*** Material for this exercise
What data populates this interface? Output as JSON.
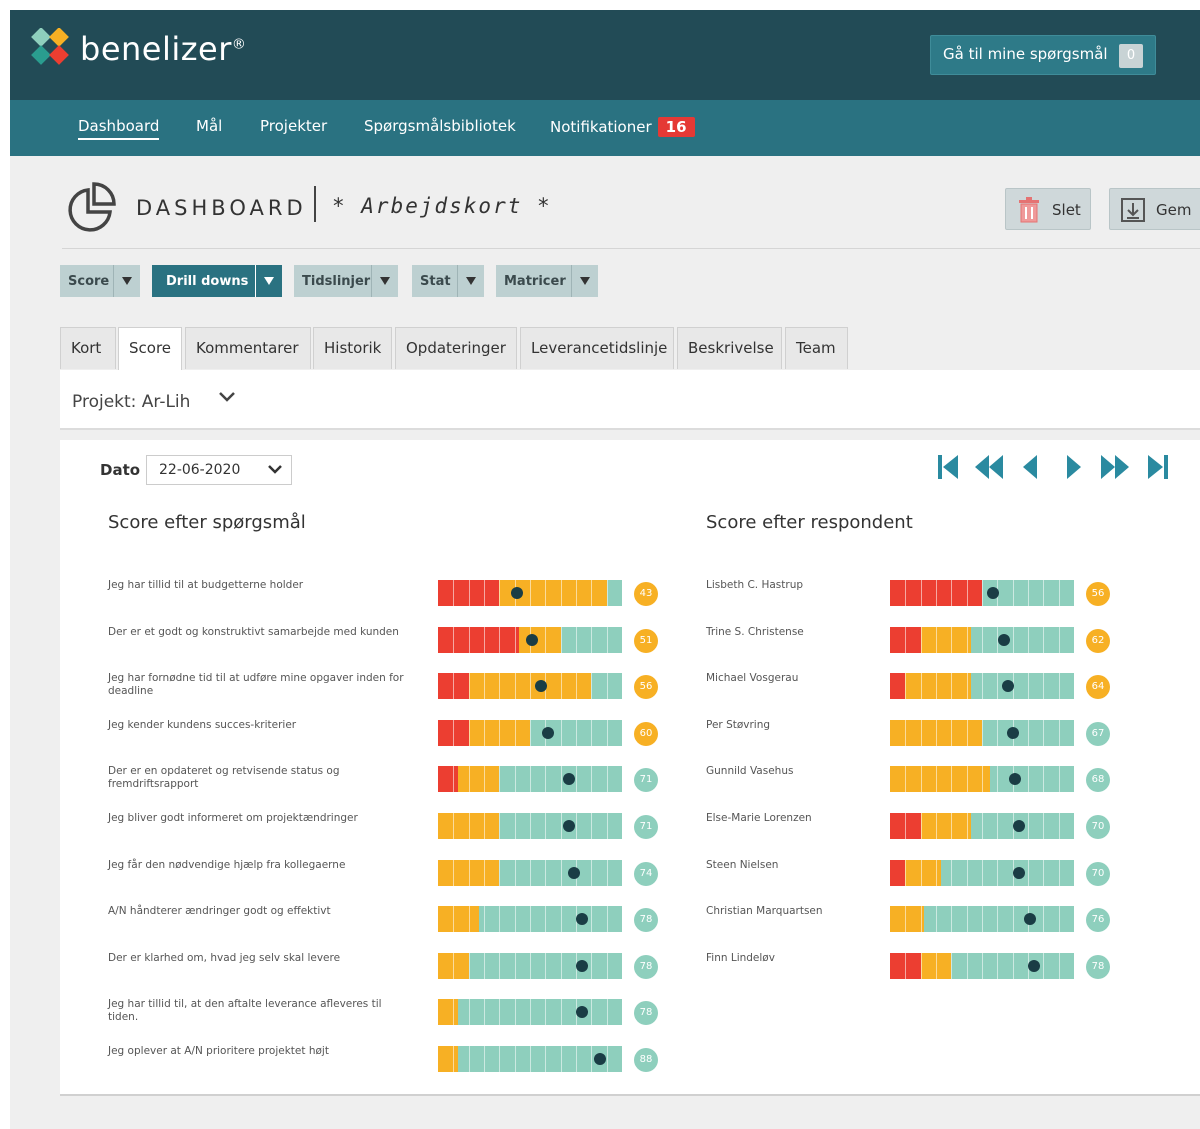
{
  "header": {
    "brand": "benelizer",
    "brand_mark": "®",
    "goto_button": "Gå til mine spørgsmål",
    "goto_count": "0"
  },
  "nav": {
    "items": [
      "Dashboard",
      "Mål",
      "Projekter",
      "Spørgsmålsbibliotek",
      "Notifikationer"
    ],
    "notification_count": "16"
  },
  "page": {
    "title": "DASHBOARD",
    "subtitle": "* Arbejdskort *",
    "delete_label": "Slet",
    "save_label": "Gem"
  },
  "dropdowns": [
    {
      "label": "Score"
    },
    {
      "label": "Drill downs"
    },
    {
      "label": "Tidslinjer"
    },
    {
      "label": "Stat"
    },
    {
      "label": "Matricer"
    }
  ],
  "tabs": [
    "Kort",
    "Score",
    "Kommentarer",
    "Historik",
    "Opdateringer",
    "Leverancetidslinje",
    "Beskrivelse",
    "Team"
  ],
  "active_tab": "Score",
  "project": {
    "label": "Projekt: Ar-Lih"
  },
  "date": {
    "label": "Dato",
    "value": "22-06-2020"
  },
  "colors": {
    "red": "#ec3e31",
    "orange": "#f7b024",
    "teal": "#8ecfbd",
    "dot": "#1a3d45",
    "header": "#224b56",
    "nav": "#2a7281"
  },
  "chart_data": [
    {
      "type": "bar",
      "title": "Score efter spørgsmål",
      "scale_cells": 12,
      "categories": [
        "Jeg har tillid til at budgetterne holder",
        "Der er et godt og konstruktivt samarbejde med kunden",
        "Jeg har fornødne tid til at udføre mine opgaver inden for deadline",
        "Jeg kender kundens succes-kriterier",
        "Der er en opdateret og retvisende status og fremdriftsrapport",
        "Jeg bliver godt informeret om projektændringer",
        "Jeg får den nødvendige hjælp fra kollegaerne",
        "A/N håndterer ændringer godt og effektivt",
        "Der er klarhed om, hvad jeg selv skal levere",
        "Jeg har tillid til, at den aftalte leverance afleveres til tiden.",
        "Jeg oplever at A/N prioritere projektet højt"
      ],
      "distribution": [
        {
          "red": 4,
          "orange": 7,
          "teal": 1
        },
        {
          "red": 5.3,
          "orange": 2.7,
          "teal": 4
        },
        {
          "red": 2,
          "orange": 8,
          "teal": 2
        },
        {
          "red": 2,
          "orange": 4,
          "teal": 6
        },
        {
          "red": 1.3,
          "orange": 2.7,
          "teal": 8
        },
        {
          "red": 0,
          "orange": 4,
          "teal": 8
        },
        {
          "red": 0,
          "orange": 4,
          "teal": 8
        },
        {
          "red": 0,
          "orange": 2.7,
          "teal": 9.3
        },
        {
          "red": 0,
          "orange": 2,
          "teal": 10
        },
        {
          "red": 0,
          "orange": 1.3,
          "teal": 10.7
        },
        {
          "red": 0,
          "orange": 1.3,
          "teal": 10.7
        }
      ],
      "dot_position": [
        0.43,
        0.51,
        0.56,
        0.6,
        0.71,
        0.71,
        0.74,
        0.78,
        0.78,
        0.78,
        0.88
      ],
      "values": [
        43,
        51,
        56,
        60,
        71,
        71,
        74,
        78,
        78,
        78,
        88
      ]
    },
    {
      "type": "bar",
      "title": "Score efter respondent",
      "scale_cells": 12,
      "categories": [
        "Lisbeth C. Hastrup",
        "Trine S. Christense",
        "Michael Vosgerau",
        "Per Støvring",
        "Gunnild Vasehus",
        "Else-Marie Lorenzen",
        "Steen Nielsen",
        "Christian Marquartsen",
        "Finn Lindeløv"
      ],
      "distribution": [
        {
          "red": 6,
          "orange": 0,
          "teal": 6
        },
        {
          "red": 2,
          "orange": 3.3,
          "teal": 6.7
        },
        {
          "red": 1,
          "orange": 4.3,
          "teal": 6.7
        },
        {
          "red": 0,
          "orange": 6,
          "teal": 6
        },
        {
          "red": 0,
          "orange": 6.5,
          "teal": 5.5
        },
        {
          "red": 2,
          "orange": 3.3,
          "teal": 6.7
        },
        {
          "red": 1,
          "orange": 2.3,
          "teal": 8.7
        },
        {
          "red": 0,
          "orange": 2.2,
          "teal": 9.8
        },
        {
          "red": 2,
          "orange": 2,
          "teal": 8
        }
      ],
      "dot_position": [
        0.56,
        0.62,
        0.64,
        0.67,
        0.68,
        0.7,
        0.7,
        0.76,
        0.78
      ],
      "values": [
        56,
        62,
        64,
        67,
        68,
        70,
        70,
        76,
        78
      ]
    }
  ]
}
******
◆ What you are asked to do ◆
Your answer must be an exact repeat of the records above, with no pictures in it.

◆ Solution below ◆
What data populates this interface? Output as JSON.
{
  "header": {
    "brand": "benelizer",
    "brand_mark": "®",
    "goto_button": "Gå til mine spørgsmål",
    "goto_count": "0"
  },
  "nav": {
    "items": [
      "Dashboard",
      "Mål",
      "Projekter",
      "Spørgsmålsbibliotek",
      "Notifikationer"
    ],
    "notification_count": "16"
  },
  "page": {
    "title": "DASHBOARD",
    "subtitle": "* Arbejdskort *",
    "delete_label": "Slet",
    "save_label": "Gem"
  },
  "dropdowns": [
    {
      "label": "Score"
    },
    {
      "label": "Drill downs"
    },
    {
      "label": "Tidslinjer"
    },
    {
      "label": "Stat"
    },
    {
      "label": "Matricer"
    }
  ],
  "tabs": [
    "Kort",
    "Score",
    "Kommentarer",
    "Historik",
    "Opdateringer",
    "Leverancetidslinje",
    "Beskrivelse",
    "Team"
  ],
  "active_tab": "Score",
  "project": {
    "label": "Projekt: Ar-Lih"
  },
  "date": {
    "label": "Dato",
    "value": "22-06-2020"
  },
  "colors": {
    "red": "#ec3e31",
    "orange": "#f7b024",
    "teal": "#8ecfbd",
    "dot": "#1a3d45",
    "header": "#224b56",
    "nav": "#2a7281"
  },
  "chart_data": [
    {
      "type": "bar",
      "title": "Score efter spørgsmål",
      "scale_cells": 12,
      "categories": [
        "Jeg har tillid til at budgetterne holder",
        "Der er et godt og konstruktivt samarbejde med kunden",
        "Jeg har fornødne tid til at udføre mine opgaver inden for deadline",
        "Jeg kender kundens succes-kriterier",
        "Der er en opdateret og retvisende status og fremdriftsrapport",
        "Jeg bliver godt informeret om projektændringer",
        "Jeg får den nødvendige hjælp fra kollegaerne",
        "A/N håndterer ændringer godt og effektivt",
        "Der er klarhed om, hvad jeg selv skal levere",
        "Jeg har tillid til, at den aftalte leverance afleveres til tiden.",
        "Jeg oplever at A/N prioritere projektet højt"
      ],
      "distribution": [
        {
          "red": 4,
          "orange": 7,
          "teal": 1
        },
        {
          "red": 5.3,
          "orange": 2.7,
          "teal": 4
        },
        {
          "red": 2,
          "orange": 8,
          "teal": 2
        },
        {
          "red": 2,
          "orange": 4,
          "teal": 6
        },
        {
          "red": 1.3,
          "orange": 2.7,
          "teal": 8
        },
        {
          "red": 0,
          "orange": 4,
          "teal": 8
        },
        {
          "red": 0,
          "orange": 4,
          "teal": 8
        },
        {
          "red": 0,
          "orange": 2.7,
          "teal": 9.3
        },
        {
          "red": 0,
          "orange": 2,
          "teal": 10
        },
        {
          "red": 0,
          "orange": 1.3,
          "teal": 10.7
        },
        {
          "red": 0,
          "orange": 1.3,
          "teal": 10.7
        }
      ],
      "dot_position": [
        0.43,
        0.51,
        0.56,
        0.6,
        0.71,
        0.71,
        0.74,
        0.78,
        0.78,
        0.78,
        0.88
      ],
      "values": [
        43,
        51,
        56,
        60,
        71,
        71,
        74,
        78,
        78,
        78,
        88
      ]
    },
    {
      "type": "bar",
      "title": "Score efter respondent",
      "scale_cells": 12,
      "categories": [
        "Lisbeth C. Hastrup",
        "Trine S. Christense",
        "Michael Vosgerau",
        "Per Støvring",
        "Gunnild Vasehus",
        "Else-Marie Lorenzen",
        "Steen Nielsen",
        "Christian Marquartsen",
        "Finn Lindeløv"
      ],
      "distribution": [
        {
          "red": 6,
          "orange": 0,
          "teal": 6
        },
        {
          "red": 2,
          "orange": 3.3,
          "teal": 6.7
        },
        {
          "red": 1,
          "orange": 4.3,
          "teal": 6.7
        },
        {
          "red": 0,
          "orange": 6,
          "teal": 6
        },
        {
          "red": 0,
          "orange": 6.5,
          "teal": 5.5
        },
        {
          "red": 2,
          "orange": 3.3,
          "teal": 6.7
        },
        {
          "red": 1,
          "orange": 2.3,
          "teal": 8.7
        },
        {
          "red": 0,
          "orange": 2.2,
          "teal": 9.8
        },
        {
          "red": 2,
          "orange": 2,
          "teal": 8
        }
      ],
      "dot_position": [
        0.56,
        0.62,
        0.64,
        0.67,
        0.68,
        0.7,
        0.7,
        0.76,
        0.78
      ],
      "values": [
        56,
        62,
        64,
        67,
        68,
        70,
        70,
        76,
        78
      ]
    }
  ]
}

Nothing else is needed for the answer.